- Diligence and Perseverance – encourage your student not to give up, to continue to work hard, be conscientious, attentive, and careful with schoolwork
- Reasoning Ability – work with students to develop reasoning ability through games, discussions, and questioning.
8. Work to cultivate “academic ethos” – the discipline to study when others are out with friends, socializing, and having fun. Help your student to see the “big picture.”
9. Encourage your student to join clubs, sports, and other activities at the high school and bond with fellow classmates. There are many wonderful activities at the high school level that can provide students with unique experiences; most are free. Visit museums – the Museum of Fine Arts in Boston, for example, is free on Wednesdays. The Institute of Contemporary Art in Boston is free to students under the age of 18. Lectures at colleges are often free to the general public.
10. Help students to understand how an education helps them economically. For example, more than 1/3 of high school dropouts live their lives in poverty. According to the National Center for Education Statistics, in 2013, the median of the earnings for young adults with a bachelor’s degree was $48,500, while the median was $23,900 for those without a high school diploma or equivalent; $30,000 for those with a high school diploma or equivalent; and $37,500 for those with an associate’s degree. In other words, young adults with a bachelor’s degree earned more than twice as much as those without a high school diploma or its equivalent in 2013 (i.e. 103 percent more), 62 percent more than young adult high school completers, and 29 percent more than young adults with an associate’s degree.
11. Ask brothers and sisters (and cousins and aunts and uncles) to be sources of advice and support to encourage high achievement in students. That’s why this article is entitled Parent and FAMILY Engagement. Families can play a huge role in a student’s success.
12. Take advantage of free services for your student such as SAT prep programs, summer college enrichment programs, and state test ramp-up courses. Your student’s teachers and guidance counselors can provide this information.
13. Encourage students to take Advanced Placement and International Baccalaureate courses. Talk with guidance counselors freshmen year to find out the requirements and work towards helping the student meet them. AP and IB courses are extremely important when it comes to college admissions.
14. You don’t have to help your teen with his/her homework – rather foster teen management of schoolwork by encouraging and taking a supervisory role in overseeing that work.
15. Augment or supplement instruction where needed through books, enrollment in co-curricular activities, and free on-line courses like Khan Academy, which offers a variety of few study programs in many subjects.

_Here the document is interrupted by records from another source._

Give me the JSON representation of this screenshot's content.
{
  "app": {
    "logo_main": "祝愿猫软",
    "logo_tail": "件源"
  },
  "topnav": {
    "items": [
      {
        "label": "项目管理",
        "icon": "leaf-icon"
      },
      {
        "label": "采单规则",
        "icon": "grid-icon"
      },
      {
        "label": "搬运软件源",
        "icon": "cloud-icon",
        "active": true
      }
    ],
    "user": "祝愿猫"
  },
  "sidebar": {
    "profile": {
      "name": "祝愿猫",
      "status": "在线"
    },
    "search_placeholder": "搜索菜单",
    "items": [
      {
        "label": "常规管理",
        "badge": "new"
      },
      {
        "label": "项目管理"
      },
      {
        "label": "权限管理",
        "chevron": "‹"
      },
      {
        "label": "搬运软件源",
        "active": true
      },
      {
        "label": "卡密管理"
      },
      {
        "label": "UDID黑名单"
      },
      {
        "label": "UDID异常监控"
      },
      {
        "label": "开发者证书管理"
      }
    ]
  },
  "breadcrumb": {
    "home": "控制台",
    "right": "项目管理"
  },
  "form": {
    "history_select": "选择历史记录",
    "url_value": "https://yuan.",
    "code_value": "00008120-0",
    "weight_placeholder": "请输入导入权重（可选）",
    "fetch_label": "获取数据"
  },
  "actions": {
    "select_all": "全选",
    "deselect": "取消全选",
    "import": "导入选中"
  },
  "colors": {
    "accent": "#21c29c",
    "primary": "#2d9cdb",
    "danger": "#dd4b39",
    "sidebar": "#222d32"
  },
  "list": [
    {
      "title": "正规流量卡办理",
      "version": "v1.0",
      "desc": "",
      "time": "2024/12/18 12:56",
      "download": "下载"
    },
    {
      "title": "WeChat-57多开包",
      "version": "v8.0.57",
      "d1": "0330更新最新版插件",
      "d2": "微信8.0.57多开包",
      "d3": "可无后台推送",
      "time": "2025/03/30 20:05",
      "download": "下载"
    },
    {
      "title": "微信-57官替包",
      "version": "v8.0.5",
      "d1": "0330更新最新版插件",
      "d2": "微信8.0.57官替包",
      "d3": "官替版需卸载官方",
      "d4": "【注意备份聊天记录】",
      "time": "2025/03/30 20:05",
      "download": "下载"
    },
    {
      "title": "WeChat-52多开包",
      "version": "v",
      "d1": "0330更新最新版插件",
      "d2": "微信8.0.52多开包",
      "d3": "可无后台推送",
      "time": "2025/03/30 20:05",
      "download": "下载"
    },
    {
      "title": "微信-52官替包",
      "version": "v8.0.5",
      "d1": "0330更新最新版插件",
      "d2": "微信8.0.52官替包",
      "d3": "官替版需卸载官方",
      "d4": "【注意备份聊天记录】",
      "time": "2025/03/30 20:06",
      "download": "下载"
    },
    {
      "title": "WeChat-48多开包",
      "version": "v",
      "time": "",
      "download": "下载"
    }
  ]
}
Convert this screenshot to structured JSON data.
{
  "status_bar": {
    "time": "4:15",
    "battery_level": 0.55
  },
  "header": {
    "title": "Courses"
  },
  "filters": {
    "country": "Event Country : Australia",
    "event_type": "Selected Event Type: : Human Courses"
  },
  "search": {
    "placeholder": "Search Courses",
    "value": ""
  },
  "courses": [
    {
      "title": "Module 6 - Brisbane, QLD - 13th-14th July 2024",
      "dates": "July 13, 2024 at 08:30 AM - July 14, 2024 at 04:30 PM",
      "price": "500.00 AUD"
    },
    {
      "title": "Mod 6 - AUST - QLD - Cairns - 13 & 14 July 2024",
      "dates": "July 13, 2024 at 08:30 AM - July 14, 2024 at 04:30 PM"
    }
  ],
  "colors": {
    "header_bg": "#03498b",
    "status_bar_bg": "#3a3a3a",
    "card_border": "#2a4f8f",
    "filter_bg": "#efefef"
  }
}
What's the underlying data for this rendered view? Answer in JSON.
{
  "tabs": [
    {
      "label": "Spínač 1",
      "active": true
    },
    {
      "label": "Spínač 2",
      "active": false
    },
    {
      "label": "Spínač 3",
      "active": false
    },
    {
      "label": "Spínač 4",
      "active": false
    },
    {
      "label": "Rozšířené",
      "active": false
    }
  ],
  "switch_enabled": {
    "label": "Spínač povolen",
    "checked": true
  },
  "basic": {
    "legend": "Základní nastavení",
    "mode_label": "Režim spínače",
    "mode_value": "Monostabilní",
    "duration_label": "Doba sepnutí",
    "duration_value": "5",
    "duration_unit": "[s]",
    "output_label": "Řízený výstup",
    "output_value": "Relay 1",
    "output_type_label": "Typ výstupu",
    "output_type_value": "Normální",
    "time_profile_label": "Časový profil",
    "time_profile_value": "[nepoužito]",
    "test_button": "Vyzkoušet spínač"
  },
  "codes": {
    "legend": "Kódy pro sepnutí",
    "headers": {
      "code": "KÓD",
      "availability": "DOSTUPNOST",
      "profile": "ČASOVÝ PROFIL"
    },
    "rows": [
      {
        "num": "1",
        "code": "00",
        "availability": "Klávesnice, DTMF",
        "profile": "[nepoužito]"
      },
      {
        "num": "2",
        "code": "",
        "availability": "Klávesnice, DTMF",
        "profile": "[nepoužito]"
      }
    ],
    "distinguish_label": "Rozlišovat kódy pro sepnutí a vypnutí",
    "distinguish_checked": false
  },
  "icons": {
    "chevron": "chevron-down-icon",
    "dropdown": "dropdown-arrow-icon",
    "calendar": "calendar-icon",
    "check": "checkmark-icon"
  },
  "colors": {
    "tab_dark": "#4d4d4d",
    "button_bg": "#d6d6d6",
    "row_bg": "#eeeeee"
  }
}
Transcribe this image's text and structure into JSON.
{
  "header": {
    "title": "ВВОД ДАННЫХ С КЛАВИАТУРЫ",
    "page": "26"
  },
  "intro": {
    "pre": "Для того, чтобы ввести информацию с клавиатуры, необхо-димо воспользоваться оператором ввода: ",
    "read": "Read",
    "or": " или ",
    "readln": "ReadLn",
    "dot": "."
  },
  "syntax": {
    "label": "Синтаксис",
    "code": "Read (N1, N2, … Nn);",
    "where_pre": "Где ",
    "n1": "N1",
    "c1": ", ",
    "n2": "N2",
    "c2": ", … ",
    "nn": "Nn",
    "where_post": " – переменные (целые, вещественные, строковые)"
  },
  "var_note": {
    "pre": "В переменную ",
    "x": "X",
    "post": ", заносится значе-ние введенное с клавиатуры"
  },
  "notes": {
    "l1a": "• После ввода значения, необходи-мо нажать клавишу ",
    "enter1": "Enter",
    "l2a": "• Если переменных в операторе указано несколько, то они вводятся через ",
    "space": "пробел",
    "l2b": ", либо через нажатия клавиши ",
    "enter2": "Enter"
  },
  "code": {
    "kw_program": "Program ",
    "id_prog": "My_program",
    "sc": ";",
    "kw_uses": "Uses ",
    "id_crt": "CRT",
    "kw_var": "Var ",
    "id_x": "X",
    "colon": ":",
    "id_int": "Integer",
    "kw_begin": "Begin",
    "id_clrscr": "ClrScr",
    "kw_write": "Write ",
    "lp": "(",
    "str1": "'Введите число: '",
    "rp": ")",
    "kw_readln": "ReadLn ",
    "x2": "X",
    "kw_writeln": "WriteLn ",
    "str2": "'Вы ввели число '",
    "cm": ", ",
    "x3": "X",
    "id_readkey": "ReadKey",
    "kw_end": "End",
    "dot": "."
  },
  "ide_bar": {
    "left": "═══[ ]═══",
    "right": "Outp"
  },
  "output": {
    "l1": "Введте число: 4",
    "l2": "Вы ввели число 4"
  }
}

Most importantly, talk with your student’s teachers early and often. We are here to help, and together, we can make sure your student excels in high school and has a wonderful learning experience!
Berzin, S. C. (April 2010) Educational Aspirations among Low Income Youths: Examining Multiple
Conceptual Models. Children & Schools, 32(2).
Bourdieu, P. and Passeron, J. (1977) Reproduction in Education, Society, and Culture. London: Sage.
Brint, Steven. (2006) Schools and Societies (2nd ed.). Stanford, CA, Stanford University Press.
Hill, Nancy, E. and Chao, R.K. (2009) Families, School and the Adolescent. New York: Teachers College Press.
Patterson, J. A., Hale, D. and Stressman, M. (2007) Cultural Capital and School Leaving: A Case Study
in an Urban High School. The High School Journal.